- [Required action] Copy each line of the listing that includes "Number".

- [Records]

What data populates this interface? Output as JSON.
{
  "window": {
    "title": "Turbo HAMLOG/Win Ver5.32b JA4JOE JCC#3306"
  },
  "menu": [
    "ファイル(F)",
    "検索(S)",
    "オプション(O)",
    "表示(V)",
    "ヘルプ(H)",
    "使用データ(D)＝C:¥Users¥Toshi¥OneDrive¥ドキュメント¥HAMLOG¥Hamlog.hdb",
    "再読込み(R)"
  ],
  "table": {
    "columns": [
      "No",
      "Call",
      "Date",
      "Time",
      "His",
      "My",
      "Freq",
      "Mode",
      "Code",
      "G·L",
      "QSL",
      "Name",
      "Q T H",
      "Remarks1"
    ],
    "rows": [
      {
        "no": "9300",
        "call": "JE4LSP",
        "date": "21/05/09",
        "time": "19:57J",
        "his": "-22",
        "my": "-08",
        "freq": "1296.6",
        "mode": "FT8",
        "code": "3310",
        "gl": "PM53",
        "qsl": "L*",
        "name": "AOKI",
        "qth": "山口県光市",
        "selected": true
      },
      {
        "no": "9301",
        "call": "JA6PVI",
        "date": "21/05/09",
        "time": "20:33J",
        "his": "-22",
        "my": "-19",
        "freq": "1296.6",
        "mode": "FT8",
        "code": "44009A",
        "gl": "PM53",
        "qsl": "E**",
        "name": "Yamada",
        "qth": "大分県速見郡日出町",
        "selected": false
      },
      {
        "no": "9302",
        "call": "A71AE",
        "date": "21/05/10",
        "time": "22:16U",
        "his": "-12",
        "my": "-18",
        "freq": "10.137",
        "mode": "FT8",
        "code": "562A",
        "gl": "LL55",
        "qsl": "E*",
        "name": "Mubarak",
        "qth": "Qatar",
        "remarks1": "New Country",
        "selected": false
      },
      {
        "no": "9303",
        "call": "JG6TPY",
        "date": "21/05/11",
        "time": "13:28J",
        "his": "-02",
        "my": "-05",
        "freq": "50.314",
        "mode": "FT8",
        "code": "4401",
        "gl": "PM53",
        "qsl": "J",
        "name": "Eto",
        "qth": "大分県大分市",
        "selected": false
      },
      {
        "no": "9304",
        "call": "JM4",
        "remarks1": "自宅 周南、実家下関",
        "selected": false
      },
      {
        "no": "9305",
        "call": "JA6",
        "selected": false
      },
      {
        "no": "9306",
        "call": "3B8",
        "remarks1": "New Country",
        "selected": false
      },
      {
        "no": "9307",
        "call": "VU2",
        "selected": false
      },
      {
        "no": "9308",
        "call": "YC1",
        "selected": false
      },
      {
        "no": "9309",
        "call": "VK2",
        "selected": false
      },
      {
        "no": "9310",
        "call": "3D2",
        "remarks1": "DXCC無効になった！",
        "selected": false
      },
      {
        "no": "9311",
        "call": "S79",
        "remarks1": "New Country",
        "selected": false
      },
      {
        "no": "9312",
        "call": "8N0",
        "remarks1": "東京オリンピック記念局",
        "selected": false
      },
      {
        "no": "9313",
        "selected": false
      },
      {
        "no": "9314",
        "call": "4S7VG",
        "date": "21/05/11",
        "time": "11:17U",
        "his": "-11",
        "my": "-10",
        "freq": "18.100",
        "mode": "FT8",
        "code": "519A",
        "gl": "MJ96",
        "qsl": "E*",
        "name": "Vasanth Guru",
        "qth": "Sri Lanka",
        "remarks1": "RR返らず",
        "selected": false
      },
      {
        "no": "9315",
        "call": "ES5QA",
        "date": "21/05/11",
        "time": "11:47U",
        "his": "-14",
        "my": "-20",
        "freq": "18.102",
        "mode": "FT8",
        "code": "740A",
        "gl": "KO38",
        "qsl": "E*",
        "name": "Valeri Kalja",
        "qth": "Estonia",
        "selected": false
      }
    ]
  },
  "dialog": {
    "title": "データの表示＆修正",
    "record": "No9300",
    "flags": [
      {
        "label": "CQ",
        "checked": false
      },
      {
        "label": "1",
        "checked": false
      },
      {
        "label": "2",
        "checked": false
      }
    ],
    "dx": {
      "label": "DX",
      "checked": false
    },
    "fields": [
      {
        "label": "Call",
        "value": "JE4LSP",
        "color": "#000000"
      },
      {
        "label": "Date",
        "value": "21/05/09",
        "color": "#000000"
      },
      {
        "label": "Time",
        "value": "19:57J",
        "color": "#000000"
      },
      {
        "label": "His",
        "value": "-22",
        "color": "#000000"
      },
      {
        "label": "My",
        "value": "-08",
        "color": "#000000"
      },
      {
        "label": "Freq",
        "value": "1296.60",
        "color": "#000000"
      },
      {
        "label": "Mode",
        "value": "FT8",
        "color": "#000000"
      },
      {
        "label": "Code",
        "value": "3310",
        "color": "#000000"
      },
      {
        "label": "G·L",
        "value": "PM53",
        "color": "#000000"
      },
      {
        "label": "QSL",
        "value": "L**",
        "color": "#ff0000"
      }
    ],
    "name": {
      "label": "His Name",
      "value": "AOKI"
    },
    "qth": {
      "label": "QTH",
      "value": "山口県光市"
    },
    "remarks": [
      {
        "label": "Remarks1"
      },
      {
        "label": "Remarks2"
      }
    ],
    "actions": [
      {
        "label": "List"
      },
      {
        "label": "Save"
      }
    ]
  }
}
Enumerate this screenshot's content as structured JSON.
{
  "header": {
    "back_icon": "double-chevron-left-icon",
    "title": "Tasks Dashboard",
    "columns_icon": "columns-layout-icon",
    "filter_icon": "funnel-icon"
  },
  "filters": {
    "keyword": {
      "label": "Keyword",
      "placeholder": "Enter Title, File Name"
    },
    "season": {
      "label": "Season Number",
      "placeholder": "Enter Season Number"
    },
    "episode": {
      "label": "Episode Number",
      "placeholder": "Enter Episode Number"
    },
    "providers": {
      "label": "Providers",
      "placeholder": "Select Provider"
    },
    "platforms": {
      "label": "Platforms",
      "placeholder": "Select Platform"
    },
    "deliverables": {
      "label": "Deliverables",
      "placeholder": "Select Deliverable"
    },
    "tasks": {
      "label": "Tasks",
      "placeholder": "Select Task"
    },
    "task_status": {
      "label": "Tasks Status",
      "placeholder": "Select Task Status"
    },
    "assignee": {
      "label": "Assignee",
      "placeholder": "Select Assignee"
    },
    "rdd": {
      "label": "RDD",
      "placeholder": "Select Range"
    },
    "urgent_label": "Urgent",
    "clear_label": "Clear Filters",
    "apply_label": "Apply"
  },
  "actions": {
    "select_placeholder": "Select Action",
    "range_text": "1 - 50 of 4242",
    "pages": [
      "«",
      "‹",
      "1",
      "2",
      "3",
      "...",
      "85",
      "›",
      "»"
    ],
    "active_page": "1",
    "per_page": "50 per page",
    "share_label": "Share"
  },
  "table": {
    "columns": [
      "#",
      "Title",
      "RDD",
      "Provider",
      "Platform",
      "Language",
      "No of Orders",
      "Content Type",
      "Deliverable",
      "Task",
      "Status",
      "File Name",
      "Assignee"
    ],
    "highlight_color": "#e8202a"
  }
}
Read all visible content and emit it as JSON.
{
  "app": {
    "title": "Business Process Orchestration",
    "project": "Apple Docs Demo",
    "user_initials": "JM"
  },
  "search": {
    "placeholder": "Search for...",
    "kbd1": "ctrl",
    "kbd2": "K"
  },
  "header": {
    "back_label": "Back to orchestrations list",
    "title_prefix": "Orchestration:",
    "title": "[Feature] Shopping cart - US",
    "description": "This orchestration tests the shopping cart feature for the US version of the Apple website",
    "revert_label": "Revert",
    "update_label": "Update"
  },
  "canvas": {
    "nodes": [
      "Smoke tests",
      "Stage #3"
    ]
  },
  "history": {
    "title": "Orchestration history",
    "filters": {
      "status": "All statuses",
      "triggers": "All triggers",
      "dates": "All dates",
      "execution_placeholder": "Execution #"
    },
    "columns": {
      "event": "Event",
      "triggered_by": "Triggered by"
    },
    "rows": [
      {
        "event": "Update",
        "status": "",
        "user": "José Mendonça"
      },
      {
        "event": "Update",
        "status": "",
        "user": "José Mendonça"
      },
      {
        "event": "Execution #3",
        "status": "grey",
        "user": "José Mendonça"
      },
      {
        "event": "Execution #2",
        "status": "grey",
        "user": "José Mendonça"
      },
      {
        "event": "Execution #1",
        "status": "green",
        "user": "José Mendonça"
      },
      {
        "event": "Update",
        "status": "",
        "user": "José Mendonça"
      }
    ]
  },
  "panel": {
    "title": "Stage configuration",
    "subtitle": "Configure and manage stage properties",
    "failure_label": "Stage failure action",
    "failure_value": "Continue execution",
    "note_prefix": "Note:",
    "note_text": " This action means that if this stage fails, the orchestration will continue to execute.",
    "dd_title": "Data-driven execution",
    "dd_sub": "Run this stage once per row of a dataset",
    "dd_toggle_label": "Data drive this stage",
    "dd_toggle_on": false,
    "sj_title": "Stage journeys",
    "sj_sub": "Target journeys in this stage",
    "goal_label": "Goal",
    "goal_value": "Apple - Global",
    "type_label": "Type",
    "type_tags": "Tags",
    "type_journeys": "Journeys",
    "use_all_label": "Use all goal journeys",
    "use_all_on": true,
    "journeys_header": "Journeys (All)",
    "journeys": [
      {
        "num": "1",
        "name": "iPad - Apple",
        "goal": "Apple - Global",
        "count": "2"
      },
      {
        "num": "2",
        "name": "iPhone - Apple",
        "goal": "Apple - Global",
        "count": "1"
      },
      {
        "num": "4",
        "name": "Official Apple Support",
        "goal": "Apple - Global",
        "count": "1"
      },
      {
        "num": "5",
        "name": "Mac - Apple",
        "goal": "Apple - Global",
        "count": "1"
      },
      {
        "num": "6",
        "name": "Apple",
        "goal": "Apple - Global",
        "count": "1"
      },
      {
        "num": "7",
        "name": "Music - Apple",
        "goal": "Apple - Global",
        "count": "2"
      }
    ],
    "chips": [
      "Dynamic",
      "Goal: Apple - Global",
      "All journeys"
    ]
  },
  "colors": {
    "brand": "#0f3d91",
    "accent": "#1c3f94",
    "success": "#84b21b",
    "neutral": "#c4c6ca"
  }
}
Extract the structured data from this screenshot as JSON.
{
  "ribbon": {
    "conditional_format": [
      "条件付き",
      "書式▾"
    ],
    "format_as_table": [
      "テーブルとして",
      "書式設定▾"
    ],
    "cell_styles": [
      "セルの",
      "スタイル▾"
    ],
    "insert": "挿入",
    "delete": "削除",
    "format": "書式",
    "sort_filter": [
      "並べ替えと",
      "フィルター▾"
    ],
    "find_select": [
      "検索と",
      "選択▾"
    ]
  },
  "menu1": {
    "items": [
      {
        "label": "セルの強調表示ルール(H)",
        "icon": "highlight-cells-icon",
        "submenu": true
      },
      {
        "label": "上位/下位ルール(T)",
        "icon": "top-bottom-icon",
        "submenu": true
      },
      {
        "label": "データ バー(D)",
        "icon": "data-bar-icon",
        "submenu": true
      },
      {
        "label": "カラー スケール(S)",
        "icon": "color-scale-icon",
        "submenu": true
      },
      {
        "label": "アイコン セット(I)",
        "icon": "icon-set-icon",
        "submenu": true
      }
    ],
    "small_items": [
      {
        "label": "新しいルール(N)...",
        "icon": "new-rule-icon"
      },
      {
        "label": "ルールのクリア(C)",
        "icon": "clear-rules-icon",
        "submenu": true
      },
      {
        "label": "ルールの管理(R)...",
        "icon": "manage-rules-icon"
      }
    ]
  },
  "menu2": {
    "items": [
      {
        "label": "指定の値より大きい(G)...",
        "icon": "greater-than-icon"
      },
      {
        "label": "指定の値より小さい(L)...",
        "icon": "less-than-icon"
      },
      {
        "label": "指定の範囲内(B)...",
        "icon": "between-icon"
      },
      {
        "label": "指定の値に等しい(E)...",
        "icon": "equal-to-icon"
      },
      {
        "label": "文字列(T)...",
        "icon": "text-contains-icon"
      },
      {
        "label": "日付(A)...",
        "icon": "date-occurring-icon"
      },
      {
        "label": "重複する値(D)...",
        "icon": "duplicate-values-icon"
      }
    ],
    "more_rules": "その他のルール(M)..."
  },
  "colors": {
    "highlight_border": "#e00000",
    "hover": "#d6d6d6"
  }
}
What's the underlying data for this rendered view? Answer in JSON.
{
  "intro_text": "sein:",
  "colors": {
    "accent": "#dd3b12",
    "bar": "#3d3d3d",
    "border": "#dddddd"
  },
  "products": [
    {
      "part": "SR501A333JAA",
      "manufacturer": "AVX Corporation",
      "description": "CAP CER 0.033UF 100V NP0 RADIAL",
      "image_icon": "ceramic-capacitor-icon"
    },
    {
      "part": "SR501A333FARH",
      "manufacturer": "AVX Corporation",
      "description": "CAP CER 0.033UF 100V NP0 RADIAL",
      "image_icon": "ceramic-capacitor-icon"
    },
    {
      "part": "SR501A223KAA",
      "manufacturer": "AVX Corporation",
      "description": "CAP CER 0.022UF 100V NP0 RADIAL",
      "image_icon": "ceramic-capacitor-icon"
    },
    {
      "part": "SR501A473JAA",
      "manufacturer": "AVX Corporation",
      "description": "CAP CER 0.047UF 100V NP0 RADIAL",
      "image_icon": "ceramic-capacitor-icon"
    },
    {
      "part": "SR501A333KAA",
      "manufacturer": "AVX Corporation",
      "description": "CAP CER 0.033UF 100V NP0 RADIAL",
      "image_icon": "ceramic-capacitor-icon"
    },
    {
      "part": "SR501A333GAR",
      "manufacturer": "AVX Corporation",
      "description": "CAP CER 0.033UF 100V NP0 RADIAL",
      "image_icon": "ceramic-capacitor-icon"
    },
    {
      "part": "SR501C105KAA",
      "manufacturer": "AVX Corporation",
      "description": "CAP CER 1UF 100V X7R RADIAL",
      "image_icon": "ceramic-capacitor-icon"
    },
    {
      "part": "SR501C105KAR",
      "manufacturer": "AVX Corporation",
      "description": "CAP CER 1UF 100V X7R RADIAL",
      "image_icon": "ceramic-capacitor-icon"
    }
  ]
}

- [Solution to the problem]
      "label": "Season Number",
      "placeholder": "Enter Season Number"
      "label": "Episode Number",
      "placeholder": "Enter Episode Number"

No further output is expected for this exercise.